ASSIGNMENT. Go line by line through the entries below and copy those containing the string "Japanese".

Data about app and page elements
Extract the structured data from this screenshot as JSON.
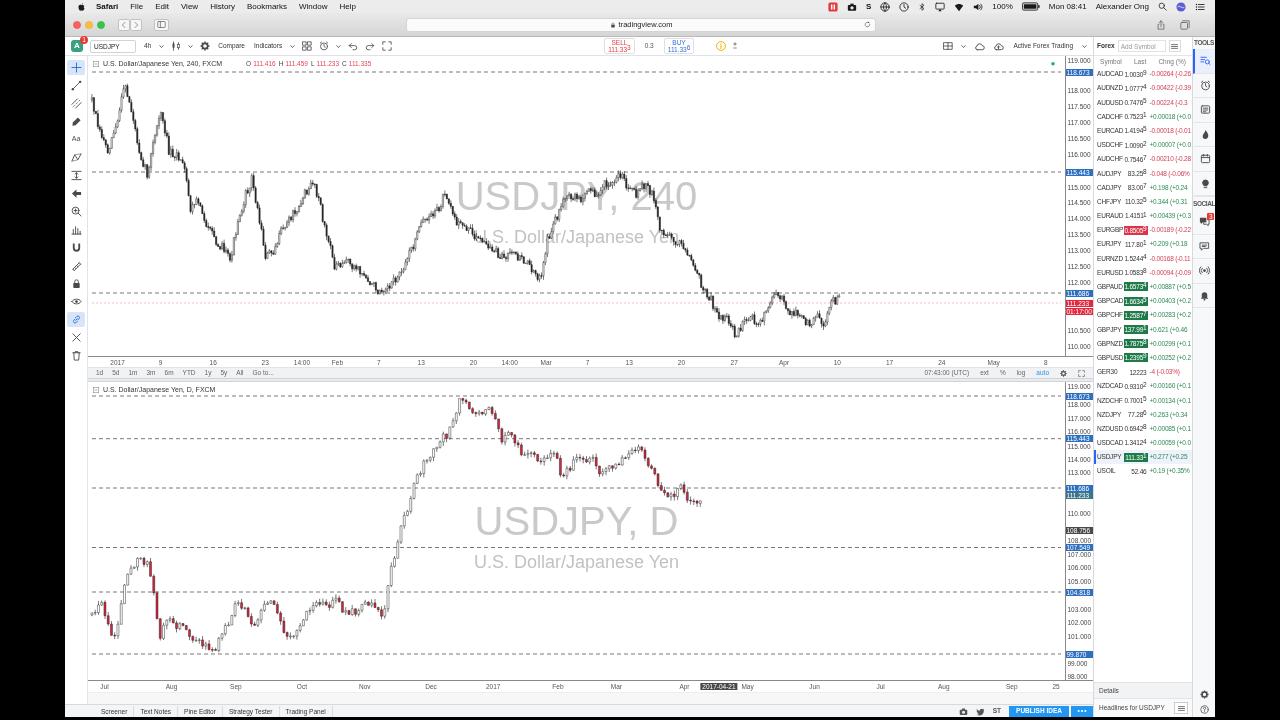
{
  "menu_bar": {
    "app": "Safari",
    "menus": [
      "File",
      "Edit",
      "View",
      "History",
      "Bookmarks",
      "Window",
      "Help"
    ],
    "status_glyph": "S",
    "battery": "100%",
    "clock": "Mon 08:41",
    "user": "Alexander Ong"
  },
  "browser": {
    "address": "tradingview.com"
  },
  "toolbar": {
    "avatar": "A",
    "badge": "1",
    "symbol": "USDJPY",
    "interval": "4h",
    "compare": "Compare",
    "indicators": "Indicators",
    "sell": {
      "label": "SELL",
      "price": "111.33$^{3}$"
    },
    "spread": "0.3",
    "buy": {
      "label": "BUY",
      "price": "111.33$^{6}$"
    },
    "layout": "Active Forex Trading"
  },
  "drawing_tools": [
    {
      "selected": true
    },
    {
      "selected": false
    },
    {
      "selected": false
    },
    {
      "selected": false
    },
    {
      "label": "Aa",
      "selected": false
    },
    {
      "selected": false
    },
    {
      "selected": false
    },
    {
      "selected": false
    },
    {
      "selected": false
    },
    {
      "selected": false
    },
    {
      "selected": false
    },
    {
      "selected": false
    },
    {
      "selected": false
    },
    {
      "selected": false
    },
    {
      "selected": true
    },
    {
      "selected": false
    },
    {
      "selected": false
    }
  ],
  "charts": [
    {
      "title": "U.S. Dollar/Japanese Yen, 240, FXCM",
      "negative": true,
      "ohlc": [
        {
          "label": "O",
          "value": "111.416"
        },
        {
          "label": "H",
          "value": "111.459"
        },
        {
          "label": "L",
          "value": "111.233"
        },
        {
          "label": "C",
          "value": "111.335"
        }
      ],
      "watermark": "USDJPY, 240",
      "watermark_subtitle": "U.S. Dollar/Japanese Yen",
      "price_labels": [
        {
          "text": "119.000",
          "kind": "tick"
        },
        {
          "text": "118.673",
          "kind": "line"
        },
        {
          "text": "118.000",
          "kind": "tick"
        },
        {
          "text": "117.500",
          "kind": "tick"
        },
        {
          "text": "117.000",
          "kind": "tick"
        },
        {
          "text": "116.500",
          "kind": "tick"
        },
        {
          "text": "116.000",
          "kind": "tick"
        },
        {
          "text": "115.443",
          "kind": "line"
        },
        {
          "text": "115.000",
          "kind": "tick"
        },
        {
          "text": "114.500",
          "kind": "tick"
        },
        {
          "text": "114.000",
          "kind": "tick"
        },
        {
          "text": "113.500",
          "kind": "tick"
        },
        {
          "text": "113.000",
          "kind": "tick"
        },
        {
          "text": "112.500",
          "kind": "tick"
        },
        {
          "text": "112.000",
          "kind": "tick"
        },
        {
          "text": "111.686",
          "kind": "line"
        },
        {
          "text": "111.233",
          "kind": "last"
        },
        {
          "text": "01:17:00",
          "kind": "countdown"
        },
        {
          "text": "110.500",
          "kind": "tick"
        },
        {
          "text": "110.000",
          "kind": "tick"
        }
      ],
      "time_labels": [
        {
          "text": "2017",
          "kind": "tick"
        },
        {
          "text": "9",
          "kind": "tick"
        },
        {
          "text": "16",
          "kind": "tick"
        },
        {
          "text": "23",
          "kind": "tick"
        },
        {
          "text": "14:00",
          "kind": "tick"
        },
        {
          "text": "Feb",
          "kind": "tick"
        },
        {
          "text": "7",
          "kind": "tick"
        },
        {
          "text": "13",
          "kind": "tick"
        },
        {
          "text": "20",
          "kind": "tick"
        },
        {
          "text": "14:00",
          "kind": "tick"
        },
        {
          "text": "Mar",
          "kind": "tick"
        },
        {
          "text": "7",
          "kind": "tick"
        },
        {
          "text": "13",
          "kind": "tick"
        },
        {
          "text": "20",
          "kind": "tick"
        },
        {
          "text": "27",
          "kind": "tick"
        },
        {
          "text": "Apr",
          "kind": "tick"
        },
        {
          "text": "10",
          "kind": "tick"
        },
        {
          "text": "17",
          "kind": "tick"
        },
        {
          "text": "24",
          "kind": "tick"
        },
        {
          "text": "May",
          "kind": "tick"
        },
        {
          "text": "8",
          "kind": "tick"
        }
      ],
      "ranges": [
        "1d",
        "5d",
        "1m",
        "3m",
        "6m",
        "YTD",
        "1y",
        "5y",
        "All",
        "Go to..."
      ],
      "clock": "07:43:00 (UTC)",
      "scale_options": [
        {
          "label": "ext",
          "selected": false
        },
        {
          "label": "%",
          "selected": false
        },
        {
          "label": "log",
          "selected": false
        },
        {
          "label": "auto",
          "selected": true
        }
      ]
    },
    {
      "title": "U.S. Dollar/Japanese Yen, D, FXCM",
      "watermark": "USDJPY, D",
      "watermark_subtitle": "U.S. Dollar/Japanese Yen",
      "price_labels": [
        {
          "text": "119.000",
          "kind": "tick"
        },
        {
          "text": "118.673",
          "kind": "line"
        },
        {
          "text": "118.000",
          "kind": "tick"
        },
        {
          "text": "117.000",
          "kind": "tick"
        },
        {
          "text": "116.000",
          "kind": "tick"
        },
        {
          "text": "115.443",
          "kind": "line"
        },
        {
          "text": "115.000",
          "kind": "tick"
        },
        {
          "text": "114.000",
          "kind": "tick"
        },
        {
          "text": "113.000",
          "kind": "tick"
        },
        {
          "text": "111.686",
          "kind": "line"
        },
        {
          "text": "111.233",
          "kind": "mark"
        },
        {
          "text": "110.000",
          "kind": "tick"
        },
        {
          "text": "108.756",
          "kind": "cursor"
        },
        {
          "text": "108.000",
          "kind": "tick"
        },
        {
          "text": "107.549",
          "kind": "line"
        },
        {
          "text": "107.000",
          "kind": "tick"
        },
        {
          "text": "106.000",
          "kind": "tick"
        },
        {
          "text": "105.000",
          "kind": "tick"
        },
        {
          "text": "104.818",
          "kind": "line"
        },
        {
          "text": "103.000",
          "kind": "tick"
        },
        {
          "text": "102.000",
          "kind": "tick"
        },
        {
          "text": "101.000",
          "kind": "tick"
        },
        {
          "text": "99.870",
          "kind": "line"
        },
        {
          "text": "99.000",
          "kind": "tick"
        },
        {
          "text": "98.000",
          "kind": "tick"
        }
      ],
      "time_labels": [
        {
          "text": "Jul",
          "kind": "tick"
        },
        {
          "text": "Aug",
          "kind": "tick"
        },
        {
          "text": "Sep",
          "kind": "tick"
        },
        {
          "text": "Oct",
          "kind": "tick"
        },
        {
          "text": "Nov",
          "kind": "tick"
        },
        {
          "text": "Dec",
          "kind": "tick"
        },
        {
          "text": "2017",
          "kind": "tick"
        },
        {
          "text": "Feb",
          "kind": "tick"
        },
        {
          "text": "Mar",
          "kind": "tick"
        },
        {
          "text": "Apr",
          "kind": "tick"
        },
        {
          "text": "2017-04-21",
          "kind": "cursor"
        },
        {
          "text": "May",
          "kind": "tick"
        },
        {
          "text": "Jun",
          "kind": "tick"
        },
        {
          "text": "Jul",
          "kind": "tick"
        },
        {
          "text": "Aug",
          "kind": "tick"
        },
        {
          "text": "Sep",
          "kind": "tick"
        },
        {
          "text": "25",
          "kind": "tick"
        }
      ]
    }
  ],
  "watchlist": {
    "title": "Forex",
    "search_placeholder": "Add Symbol",
    "columns": [
      "Symbol",
      "Last",
      "Chng (%)"
    ],
    "rows": [
      {
        "symbol": "AUDCAD",
        "last": "1.0030$^{9}$",
        "change": "-0.00264 (-0.26",
        "negative": true,
        "flashing": false,
        "selected": false
      },
      {
        "symbol": "AUDNZD",
        "last": "1.0777$^{4}$",
        "change": "-0.00422 (-0.39",
        "negative": true,
        "flashing": false,
        "selected": false
      },
      {
        "symbol": "AUDUSD",
        "last": "0.7476$^{5}$",
        "change": "-0.00224 (-0.3",
        "negative": true,
        "flashing": false,
        "selected": false
      },
      {
        "symbol": "CADCHF",
        "last": "0.7523$^{1}$",
        "change": "+0.00018 (+0.0",
        "negative": false,
        "flashing": false,
        "selected": false
      },
      {
        "symbol": "EURCAD",
        "last": "1.4194$^{5}$",
        "change": "-0.00018 (-0.01",
        "negative": true,
        "flashing": false,
        "selected": false
      },
      {
        "symbol": "USDCHF",
        "last": "1.0090$^{2}$",
        "change": "+0.00007 (+0.0",
        "negative": false,
        "flashing": false,
        "selected": false
      },
      {
        "symbol": "AUDCHF",
        "last": "0.7546$^{7}$",
        "change": "-0.00210 (-0.28",
        "negative": true,
        "flashing": false,
        "selected": false
      },
      {
        "symbol": "AUDJPY",
        "last": "83.25$^{8}$",
        "change": "-0.048 (-0.06%",
        "negative": true,
        "flashing": false,
        "selected": false
      },
      {
        "symbol": "CADJPY",
        "last": "83.00$^{7}$",
        "change": "+0.198 (+0.24",
        "negative": false,
        "flashing": false,
        "selected": false
      },
      {
        "symbol": "CHFJPY",
        "last": "110.32$^{5}$",
        "change": "+0.344 (+0.31",
        "negative": false,
        "flashing": false,
        "selected": false
      },
      {
        "symbol": "EURAUD",
        "last": "1.4151$^{1}$",
        "change": "+0.00439 (+0.3",
        "negative": false,
        "flashing": false,
        "selected": false
      },
      {
        "symbol": "EURGBP",
        "last": "0.8505$^{9}$",
        "change": "-0.00189 (-0.22",
        "negative": true,
        "flashing": true,
        "selected": false
      },
      {
        "symbol": "EURJPY",
        "last": "117.80$^{1}$",
        "change": "+0.209 (+0.18",
        "negative": false,
        "flashing": false,
        "selected": false
      },
      {
        "symbol": "EURNZD",
        "last": "1.5244$^{4}$",
        "change": "-0.00168 (-0.11",
        "negative": true,
        "flashing": false,
        "selected": false
      },
      {
        "symbol": "EURUSD",
        "last": "1.0583$^{8}$",
        "change": "-0.00094 (-0.09",
        "negative": true,
        "flashing": false,
        "selected": false
      },
      {
        "symbol": "GBPAUD",
        "last": "1.6573$^{4}$",
        "change": "+0.00887 (+0.5",
        "negative": false,
        "flashing": true,
        "selected": false
      },
      {
        "symbol": "GBPCAD",
        "last": "1.6634$^{5}$",
        "change": "+0.00403 (+0.2",
        "negative": false,
        "flashing": true,
        "selected": false
      },
      {
        "symbol": "GBPCHF",
        "last": "1.2587$^{7}$",
        "change": "+0.00283 (+0.2",
        "negative": false,
        "flashing": true,
        "selected": false
      },
      {
        "symbol": "GBPJPY",
        "last": "137.99$^{1}$",
        "change": "+0.621 (+0.46",
        "negative": false,
        "flashing": true,
        "selected": false
      },
      {
        "symbol": "GBPNZD",
        "last": "1.7875$^{8}$",
        "change": "+0.00299 (+0.1",
        "negative": false,
        "flashing": true,
        "selected": false
      },
      {
        "symbol": "GBPUSD",
        "last": "1.2395$^{9}$",
        "change": "+0.00252 (+0.2",
        "negative": false,
        "flashing": true,
        "selected": false
      },
      {
        "symbol": "GER30",
        "last": "12223",
        "change": "-4 (-0.03%)",
        "negative": true,
        "flashing": false,
        "selected": false
      },
      {
        "symbol": "NZDCAD",
        "last": "0.9310$^{2}$",
        "change": "+0.00160 (+0.1",
        "negative": false,
        "flashing": false,
        "selected": false
      },
      {
        "symbol": "NZDCHF",
        "last": "0.7001$^{5}$",
        "change": "+0.00134 (+0.1",
        "negative": false,
        "flashing": false,
        "selected": false
      },
      {
        "symbol": "NZDJPY",
        "last": "77.28$^{6}$",
        "change": "+0.263 (+0.34",
        "negative": false,
        "flashing": false,
        "selected": false
      },
      {
        "symbol": "NZDUSD",
        "last": "0.6942$^{8}$",
        "change": "+0.00085 (+0.1",
        "negative": false,
        "flashing": false,
        "selected": false
      },
      {
        "symbol": "USDCAD",
        "last": "1.3412$^{4}$",
        "change": "+0.00059 (+0.0",
        "negative": false,
        "flashing": false,
        "selected": false
      },
      {
        "symbol": "USDJPY",
        "last": "111.33$^{1}$",
        "change": "+0.277 (+0.25",
        "negative": false,
        "flashing": true,
        "selected": true
      },
      {
        "symbol": "USOIL",
        "last": "52.46",
        "change": "+0.19 (+0.35%",
        "negative": false,
        "flashing": false,
        "selected": false
      }
    ],
    "details": "Details",
    "headlines": "Headlines for USDJPY"
  },
  "tools_panel": {
    "title": "TOOLS",
    "items": [
      {
        "selected": true
      },
      {
        "selected": false
      },
      {
        "selected": false
      },
      {
        "selected": false
      },
      {
        "selected": false
      },
      {
        "selected": false
      }
    ],
    "social_title": "SOCIAL",
    "chat_badge": "3"
  },
  "bottom_bar": {
    "tabs": [
      "Screener",
      "Text Notes",
      "Pine Editor",
      "Strategy Tester",
      "Trading Panel"
    ],
    "share": "ST",
    "publish": "PUBLISH IDEA"
  }
}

COMPLETED EXERCISE.
      "title": "U.S. Dollar/Japanese Yen, 240, FXCM",
      "watermark_subtitle": "U.S. Dollar/Japanese Yen",
      "title": "U.S. Dollar/Japanese Yen, D, FXCM",
      "watermark_subtitle": "U.S. Dollar/Japanese Yen",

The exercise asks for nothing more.